City Life Magazine gives you 10 good reasons not to cry on your birthday. We’ve scoured the GTA and uncovered free merchandise, food and fun for you to save hundreds of dollars on the one day you can.
1. COMPLIMENTS OF THE CHEF
For those who think there’s no such thing as a free lunch, feast your eyes on Tucker’s Marketplace’s free birthday buffet. Located in Mississauga, Burlington and Etobicoke, this culinary hot spot will make you salivate on that special day with scratch-made soup, hand-carved roast beef and crème caramel. Just show some proof and enjoy the bread pudding! Value is $18.99 on weekdays and $22.99 on weekends.
2. IN CASE YOU DIDN’T KNOW
This is the ideal deal for the good friend who offers to treat their birthday buddy. The rules are simple: simply pick up the celebratory chum, take them to the nearest Casey’s restaurant, order yourself a delicious entrée (min. $14.99) with a drink and let Casey’s cover the cost of your ID-carrying comrade.
Maximum Value is $14.99.
Local figures reveal their favourite New Year’s Eve memories.
Bachelor Canada, Citytv
‘‘I started a tradition about five years ago where I would always go back home to my parent’s place in Montreal for New Year’s Eve and cook them dinner. So every year since then I’ve spent it subsequently with my brother, my sister and the kids, and we’d just have everybody over to celebrate. The most memorable one was 2009. I made six pounds of mussels in a spicy tomato marinara sauce, Swiss chard and collard greens with diced bacon, and goat cheese smashed sweet potatoes. We also had about seven bottles of wine. Whenever I go back to Montreal I love doing the same thing, which is just trying to get my entire family under one roof because we’re just absolute crazies! This year I think Bianka and I are actually going to be in Mississauga for New Year’s. We’re going to my parent’s from December 21st to the 25th and then we’ll head to her parent’s for Christmas night probably through to New Year’s.”
Whether you’re standing under the mistletoe or the office glow, these outfits will ensure you’re always in the spotlight. One of the perks to imperfect weather is the plush, patterned fashion that tends to trend this time of the year. Add a little spice to your wardrobe with these haute holiday pieces.
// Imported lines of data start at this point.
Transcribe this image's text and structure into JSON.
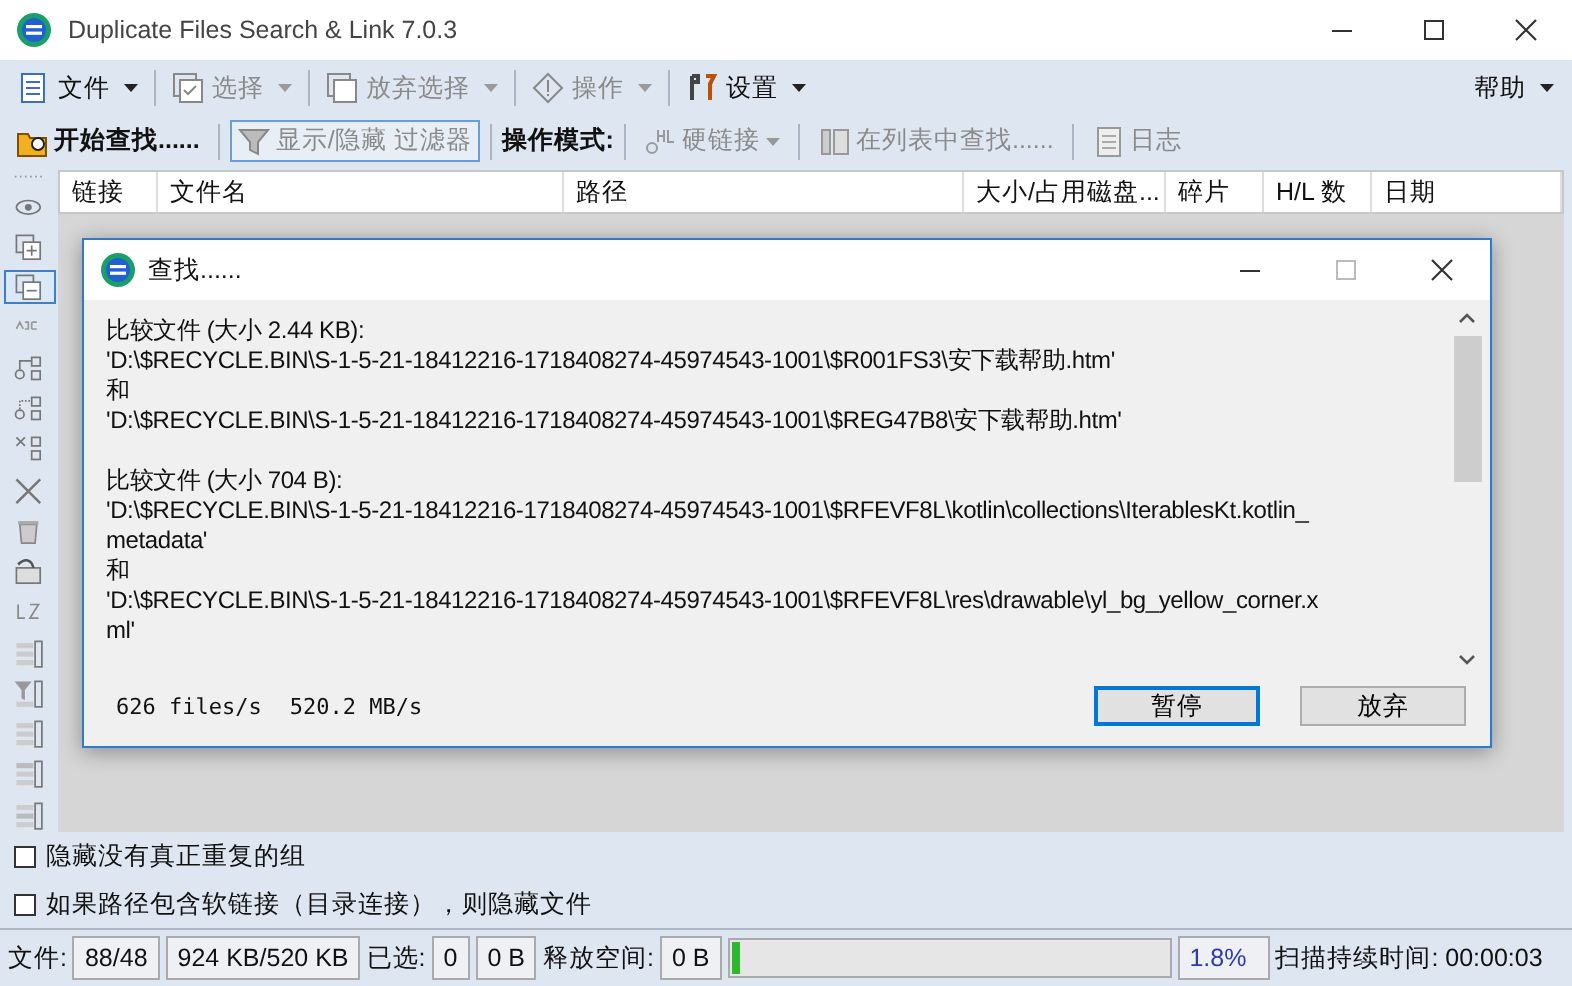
{
  "window": {
    "title": "Duplicate Files Search & Link 7.0.3"
  },
  "menu": [
    {
      "label": "文件",
      "disabled": false
    },
    {
      "label": "选择",
      "disabled": true
    },
    {
      "label": "放弃选择",
      "disabled": true
    },
    {
      "label": "操作",
      "disabled": true
    },
    {
      "label": "设置",
      "disabled": false
    }
  ],
  "help_menu": {
    "label": "帮助"
  },
  "toolbar": {
    "start": "开始查找......",
    "filter": {
      "label": "显示/隐藏 过滤器",
      "pressed": true
    },
    "mode_label": "操作模式:",
    "mode": {
      "label": "硬链接",
      "disabled": true
    },
    "find_in_list": {
      "label": "在列表中查找......",
      "disabled": true
    },
    "log": {
      "label": "日志",
      "disabled": true
    }
  },
  "table": {
    "columns": [
      "链接",
      "文件名",
      "路径",
      "大小/占用磁盘...",
      "碎片",
      "H/L 数",
      "日期"
    ]
  },
  "left_toolbar": [
    {
      "selected": false
    },
    {
      "selected": false
    },
    {
      "selected": true
    },
    {
      "selected": false
    },
    {
      "selected": false
    },
    {
      "selected": false
    },
    {
      "selected": false
    },
    {
      "selected": false
    },
    {
      "selected": false
    },
    {
      "selected": false
    },
    {
      "selected": false
    },
    {
      "selected": false
    },
    {
      "selected": false
    },
    {
      "selected": false
    },
    {
      "selected": false
    },
    {
      "selected": false
    }
  ],
  "dialog": {
    "title": "查找......",
    "groups": [
      [
        "比较文件 (大小 2.44 KB):",
        "'D:\\$RECYCLE.BIN\\S-1-5-21-18412216-1718408274-45974543-1001\\$R001FS3\\安下载帮助.htm'",
        "和",
        "'D:\\$RECYCLE.BIN\\S-1-5-21-18412216-1718408274-45974543-1001\\$REG47B8\\安下载帮助.htm'"
      ],
      [
        "比较文件 (大小 704 B):",
        "'D:\\$RECYCLE.BIN\\S-1-5-21-18412216-1718408274-45974543-1001\\$RFEVF8L\\kotlin\\collections\\IterablesKt.kotlin_",
        "metadata'",
        "和",
        "'D:\\$RECYCLE.BIN\\S-1-5-21-18412216-1718408274-45974543-1001\\$RFEVF8L\\res\\drawable\\yl_bg_yellow_corner.x",
        "ml'"
      ]
    ],
    "rate": "626 files/s",
    "throughput": "520.2 MB/s",
    "buttons": [
      {
        "label": "暂停",
        "default": true
      },
      {
        "label": "放弃",
        "default": false
      }
    ]
  },
  "options": [
    {
      "label": "隐藏没有真正重复的组",
      "checked": false
    },
    {
      "label": "如果路径包含软链接（目录连接），则隐藏文件",
      "checked": false
    }
  ],
  "status_bar": {
    "files_label": "文件:",
    "files_count": "88/48",
    "files_size": "924 KB/520 KB",
    "selected_label": "已选:",
    "selected_count": "0",
    "selected_size": "0 B",
    "freed_label": "释放空间:",
    "freed": "0 B",
    "progress": {
      "level": 0.018
    },
    "percent": "1.8%",
    "duration": "扫描持续时间: 00:00:03"
  }
}
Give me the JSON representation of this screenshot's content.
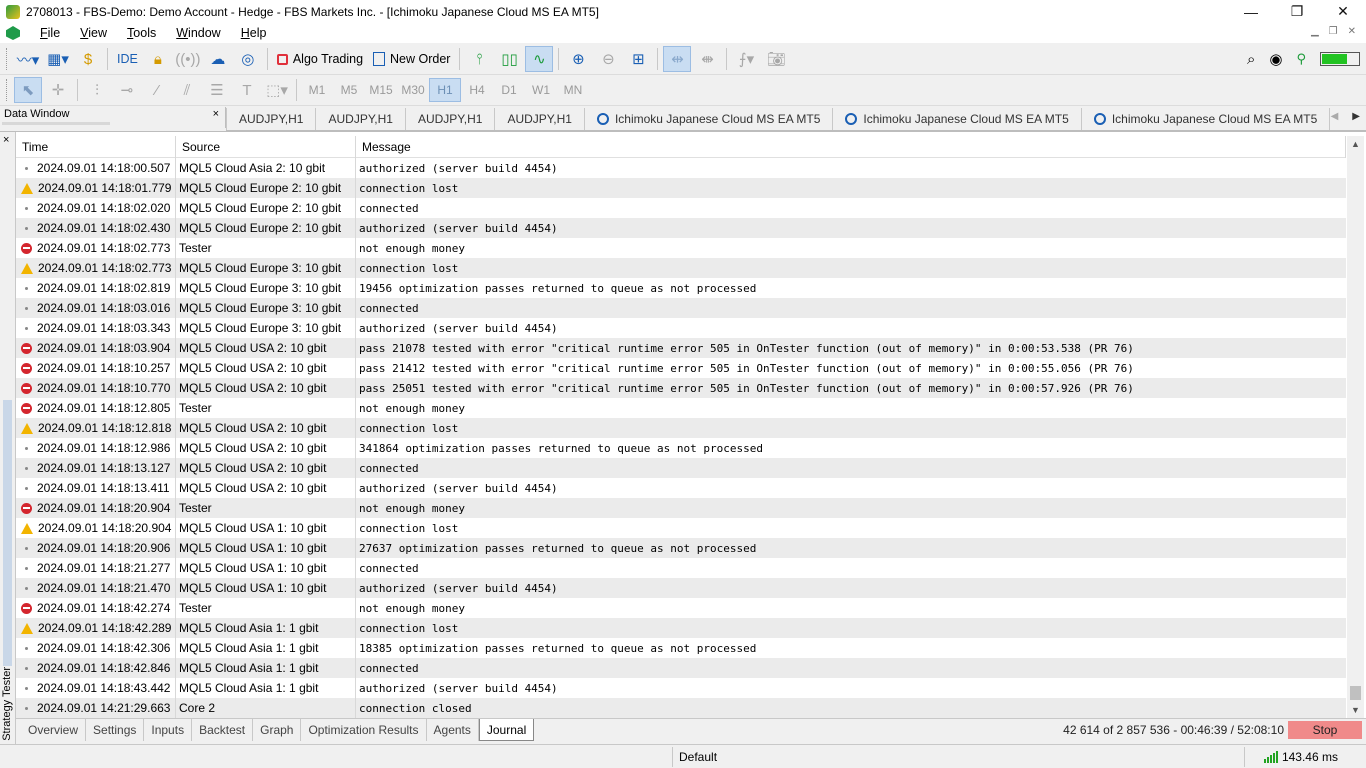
{
  "window": {
    "title": "2708013 - FBS-Demo: Demo Account - Hedge - FBS Markets Inc. - [Ichimoku Japanese Cloud MS EA MT5]",
    "minimize": "—",
    "maximize": "❐",
    "close": "✕"
  },
  "menu": {
    "items": [
      {
        "u": "F",
        "rest": "ile"
      },
      {
        "u": "V",
        "rest": "iew"
      },
      {
        "u": "T",
        "rest": "ools"
      },
      {
        "u": "W",
        "rest": "indow"
      },
      {
        "u": "H",
        "rest": "elp"
      }
    ]
  },
  "toolbar": {
    "ide_label": "IDE",
    "algo_trading_label": "Algo Trading",
    "new_order_label": "New Order"
  },
  "timeframes": [
    "M1",
    "M5",
    "M15",
    "M30",
    "H1",
    "H4",
    "D1",
    "W1",
    "MN"
  ],
  "active_timeframe": "H1",
  "data_window": {
    "title": "Data Window",
    "close": "×"
  },
  "chart_tabs": [
    {
      "label": "AUDJPY,H1",
      "icon": false
    },
    {
      "label": "AUDJPY,H1",
      "icon": false
    },
    {
      "label": "AUDJPY,H1",
      "icon": false
    },
    {
      "label": "AUDJPY,H1",
      "icon": false
    },
    {
      "label": "Ichimoku Japanese Cloud MS EA MT5",
      "icon": true
    },
    {
      "label": "Ichimoku Japanese Cloud MS EA MT5",
      "icon": true
    },
    {
      "label": "Ichimoku Japanese Cloud MS EA MT5",
      "icon": true
    }
  ],
  "tester": {
    "side_label": "Strategy Tester",
    "close": "×",
    "columns": {
      "time": "Time",
      "source": "Source",
      "message": "Message"
    },
    "rows": [
      {
        "level": "info",
        "time": "2024.09.01 14:18:00.507",
        "source": "MQL5 Cloud Asia 2: 10 gbit",
        "message": "authorized (server build 4454)"
      },
      {
        "level": "warn",
        "time": "2024.09.01 14:18:01.779",
        "source": "MQL5 Cloud Europe 2: 10 gbit",
        "message": "connection lost"
      },
      {
        "level": "info",
        "time": "2024.09.01 14:18:02.020",
        "source": "MQL5 Cloud Europe 2: 10 gbit",
        "message": "connected"
      },
      {
        "level": "info",
        "time": "2024.09.01 14:18:02.430",
        "source": "MQL5 Cloud Europe 2: 10 gbit",
        "message": "authorized (server build 4454)"
      },
      {
        "level": "err",
        "time": "2024.09.01 14:18:02.773",
        "source": "Tester",
        "message": "not enough money"
      },
      {
        "level": "warn",
        "time": "2024.09.01 14:18:02.773",
        "source": "MQL5 Cloud Europe 3: 10 gbit",
        "message": "connection lost"
      },
      {
        "level": "info",
        "time": "2024.09.01 14:18:02.819",
        "source": "MQL5 Cloud Europe 3: 10 gbit",
        "message": "19456 optimization passes returned to queue as not processed"
      },
      {
        "level": "info",
        "time": "2024.09.01 14:18:03.016",
        "source": "MQL5 Cloud Europe 3: 10 gbit",
        "message": "connected"
      },
      {
        "level": "info",
        "time": "2024.09.01 14:18:03.343",
        "source": "MQL5 Cloud Europe 3: 10 gbit",
        "message": "authorized (server build 4454)"
      },
      {
        "level": "err",
        "time": "2024.09.01 14:18:03.904",
        "source": "MQL5 Cloud USA 2: 10 gbit",
        "message": "pass 21078 tested with error \"critical runtime error 505 in OnTester function (out of memory)\" in 0:00:53.538 (PR 76)"
      },
      {
        "level": "err",
        "time": "2024.09.01 14:18:10.257",
        "source": "MQL5 Cloud USA 2: 10 gbit",
        "message": "pass 21412 tested with error \"critical runtime error 505 in OnTester function (out of memory)\" in 0:00:55.056 (PR 76)"
      },
      {
        "level": "err",
        "time": "2024.09.01 14:18:10.770",
        "source": "MQL5 Cloud USA 2: 10 gbit",
        "message": "pass 25051 tested with error \"critical runtime error 505 in OnTester function (out of memory)\" in 0:00:57.926 (PR 76)"
      },
      {
        "level": "err",
        "time": "2024.09.01 14:18:12.805",
        "source": "Tester",
        "message": "not enough money"
      },
      {
        "level": "warn",
        "time": "2024.09.01 14:18:12.818",
        "source": "MQL5 Cloud USA 2: 10 gbit",
        "message": "connection lost"
      },
      {
        "level": "info",
        "time": "2024.09.01 14:18:12.986",
        "source": "MQL5 Cloud USA 2: 10 gbit",
        "message": "341864 optimization passes returned to queue as not processed"
      },
      {
        "level": "info",
        "time": "2024.09.01 14:18:13.127",
        "source": "MQL5 Cloud USA 2: 10 gbit",
        "message": "connected"
      },
      {
        "level": "info",
        "time": "2024.09.01 14:18:13.411",
        "source": "MQL5 Cloud USA 2: 10 gbit",
        "message": "authorized (server build 4454)"
      },
      {
        "level": "err",
        "time": "2024.09.01 14:18:20.904",
        "source": "Tester",
        "message": "not enough money"
      },
      {
        "level": "warn",
        "time": "2024.09.01 14:18:20.904",
        "source": "MQL5 Cloud USA 1: 10 gbit",
        "message": "connection lost"
      },
      {
        "level": "info",
        "time": "2024.09.01 14:18:20.906",
        "source": "MQL5 Cloud USA 1: 10 gbit",
        "message": "27637 optimization passes returned to queue as not processed"
      },
      {
        "level": "info",
        "time": "2024.09.01 14:18:21.277",
        "source": "MQL5 Cloud USA 1: 10 gbit",
        "message": "connected"
      },
      {
        "level": "info",
        "time": "2024.09.01 14:18:21.470",
        "source": "MQL5 Cloud USA 1: 10 gbit",
        "message": "authorized (server build 4454)"
      },
      {
        "level": "err",
        "time": "2024.09.01 14:18:42.274",
        "source": "Tester",
        "message": "not enough money"
      },
      {
        "level": "warn",
        "time": "2024.09.01 14:18:42.289",
        "source": "MQL5 Cloud Asia 1: 1 gbit",
        "message": "connection lost"
      },
      {
        "level": "info",
        "time": "2024.09.01 14:18:42.306",
        "source": "MQL5 Cloud Asia 1: 1 gbit",
        "message": "18385 optimization passes returned to queue as not processed"
      },
      {
        "level": "info",
        "time": "2024.09.01 14:18:42.846",
        "source": "MQL5 Cloud Asia 1: 1 gbit",
        "message": "connected"
      },
      {
        "level": "info",
        "time": "2024.09.01 14:18:43.442",
        "source": "MQL5 Cloud Asia 1: 1 gbit",
        "message": "authorized (server build 4454)"
      },
      {
        "level": "info",
        "time": "2024.09.01 14:21:29.663",
        "source": "Core 2",
        "message": "connection closed"
      }
    ],
    "tabs": [
      "Overview",
      "Settings",
      "Inputs",
      "Backtest",
      "Graph",
      "Optimization Results",
      "Agents",
      "Journal"
    ],
    "active_tab": "Journal",
    "progress": "42 614 of 2 857 536  -  00:46:39 / 52:08:10",
    "stop_label": "Stop"
  },
  "status": {
    "profile": "Default",
    "ping": "143.46 ms"
  },
  "colors": {
    "error": "#d4262e",
    "warning": "#f2b400",
    "active_button": "#c9ddf2",
    "stop_button": "#f08a8a",
    "connection": "#22c322"
  }
}
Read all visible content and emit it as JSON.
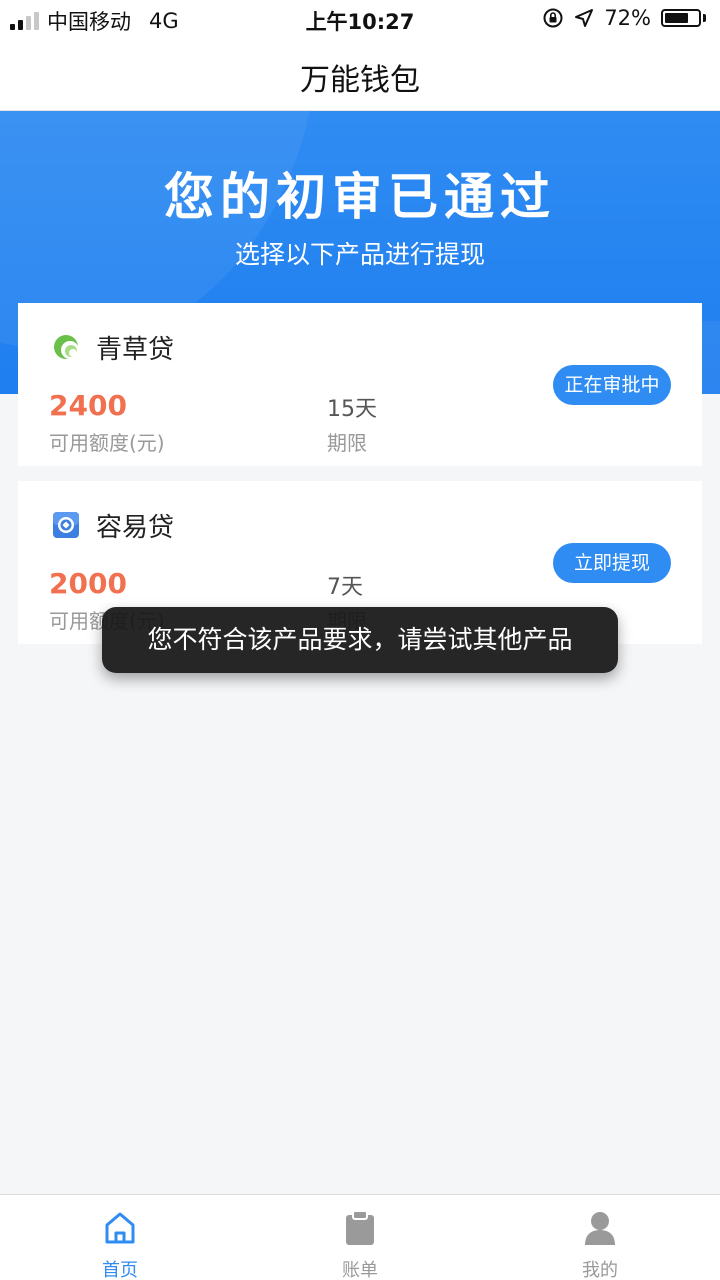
{
  "status_bar": {
    "carrier": "中国移动",
    "network": "4G",
    "time": "上午10:27",
    "battery": "72%",
    "battery_level": 0.72
  },
  "nav": {
    "title": "万能钱包"
  },
  "banner": {
    "title": "您的初审已通过",
    "subtitle": "选择以下产品进行提现"
  },
  "products": [
    {
      "name": "青草贷",
      "icon": "leaf-logo-icon",
      "amount": "2400",
      "amount_label": "可用额度(元)",
      "term": "15天",
      "term_label": "期限",
      "button": "正在审批中"
    },
    {
      "name": "容易贷",
      "icon": "coin-logo-icon",
      "amount": "2000",
      "amount_label": "可用额度(元)",
      "term": "7天",
      "term_label": "期限",
      "button": "立即提现"
    }
  ],
  "toast": {
    "message": "您不符合该产品要求，请尝试其他产品"
  },
  "tab_bar": {
    "items": [
      {
        "label": "首页",
        "icon": "home-icon",
        "active": true
      },
      {
        "label": "账单",
        "icon": "clipboard-icon",
        "active": false
      },
      {
        "label": "我的",
        "icon": "user-icon",
        "active": false
      }
    ]
  },
  "colors": {
    "primary": "#2f8cf2",
    "amount": "#f0704f",
    "toast_bg": "#141414"
  }
}
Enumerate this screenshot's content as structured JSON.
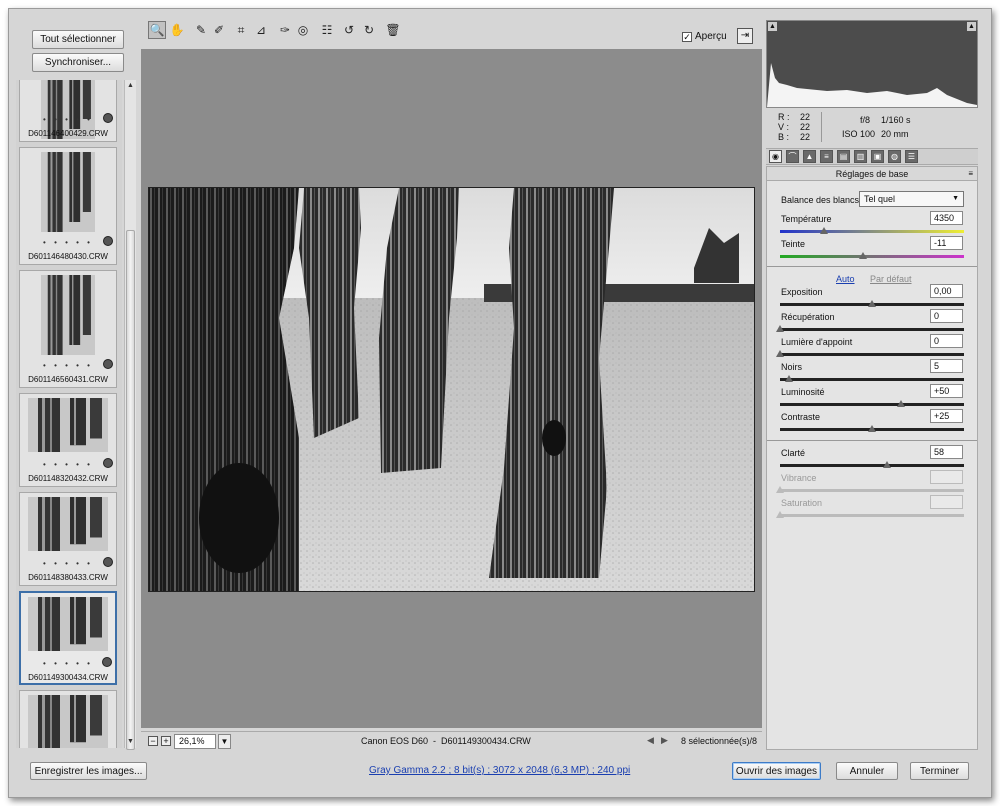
{
  "buttons": {
    "select_all": "Tout sélectionner",
    "synchronize": "Synchroniser...",
    "save_images": "Enregistrer les images...",
    "open_images": "Ouvrir des images",
    "cancel": "Annuler",
    "done": "Terminer"
  },
  "filmstrip": [
    {
      "name": "D601146400429.CRW",
      "dots": "• • • • •",
      "orientation": "portrait",
      "selected": false
    },
    {
      "name": "D601146480430.CRW",
      "dots": "• • • • •",
      "orientation": "portrait",
      "selected": false
    },
    {
      "name": "D601146560431.CRW",
      "dots": "• • • • •",
      "orientation": "portrait",
      "selected": false
    },
    {
      "name": "D601148320432.CRW",
      "dots": "• • • • •",
      "orientation": "landscape",
      "selected": false
    },
    {
      "name": "D601148380433.CRW",
      "dots": "• • • • •",
      "orientation": "landscape",
      "selected": false
    },
    {
      "name": "D601149300434.CRW",
      "dots": "• • • • •",
      "orientation": "landscape",
      "selected": true
    },
    {
      "name": "",
      "dots": "",
      "orientation": "landscape",
      "selected": false
    }
  ],
  "toolbar": {
    "tools": [
      "zoom-icon",
      "hand-icon",
      "white-balance-icon",
      "color-sampler-icon",
      "crop-icon",
      "straighten-icon",
      "retouch-icon",
      "red-eye-icon",
      "preferences-icon",
      "rotate-left-icon",
      "rotate-right-icon",
      "trash-icon"
    ],
    "preview_label": "Aperçu",
    "preview_checked": true
  },
  "status": {
    "zoom": "26,1%",
    "camera": "Canon EOS D60",
    "filename": "D601149300434.CRW",
    "selection": "8 sélectionnée(s)/8"
  },
  "readout": {
    "r_label": "R :",
    "r": "22",
    "v_label": "V :",
    "v": "22",
    "b_label": "B :",
    "b": "22",
    "aperture": "f/8",
    "shutter": "1/160 s",
    "iso": "ISO 100",
    "focal": "20 mm"
  },
  "panel": {
    "title": "Réglages de base",
    "wb_label": "Balance des blancs :",
    "wb_value": "Tel quel",
    "auto": "Auto",
    "default": "Par défaut",
    "sliders": [
      {
        "key": "temperature",
        "label": "Température",
        "value": "4350",
        "level": 0.24,
        "disabled": false,
        "track": "temp"
      },
      {
        "key": "tint",
        "label": "Teinte",
        "value": "-11",
        "level": 0.45,
        "disabled": false,
        "track": "tint"
      },
      {
        "key": "exposure",
        "label": "Exposition",
        "value": "0,00",
        "level": 0.5,
        "disabled": false,
        "track": "dark"
      },
      {
        "key": "recovery",
        "label": "Récupération",
        "value": "0",
        "level": 0.0,
        "disabled": false,
        "track": "dark"
      },
      {
        "key": "fill",
        "label": "Lumière d'appoint",
        "value": "0",
        "level": 0.0,
        "disabled": false,
        "track": "dark"
      },
      {
        "key": "blacks",
        "label": "Noirs",
        "value": "5",
        "level": 0.05,
        "disabled": false,
        "track": "dark"
      },
      {
        "key": "brightness",
        "label": "Luminosité",
        "value": "+50",
        "level": 0.66,
        "disabled": false,
        "track": "dark"
      },
      {
        "key": "contrast",
        "label": "Contraste",
        "value": "+25",
        "level": 0.5,
        "disabled": false,
        "track": "dark"
      },
      {
        "key": "clarity",
        "label": "Clarté",
        "value": "58",
        "level": 0.58,
        "disabled": false,
        "track": "dark"
      },
      {
        "key": "vibrance",
        "label": "Vibrance",
        "value": "",
        "level": 0.0,
        "disabled": true,
        "track": "dis"
      },
      {
        "key": "saturation",
        "label": "Saturation",
        "value": "",
        "level": 0.0,
        "disabled": true,
        "track": "dis"
      }
    ]
  },
  "footer_info": "Gray Gamma 2.2 ; 8 bit(s) ; 3072 x 2048 (6,3 MP) ; 240 ppi",
  "colors": {
    "accent": "#3d6fa8",
    "link": "#1a3fb0"
  }
}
1. Zippers, studs and houndstooth coats make the coldest winter months worth it.
2. This beaded miniskirt gives Tinseltown new meaning. An unexpected biker jacket kicks this look into full gear.
3. Shake up the classic holiday ensemble by sporting a sequined, embroidered cardigan over an oriental print chiffon blouse. Slip into seamed jeans and go get your jollies.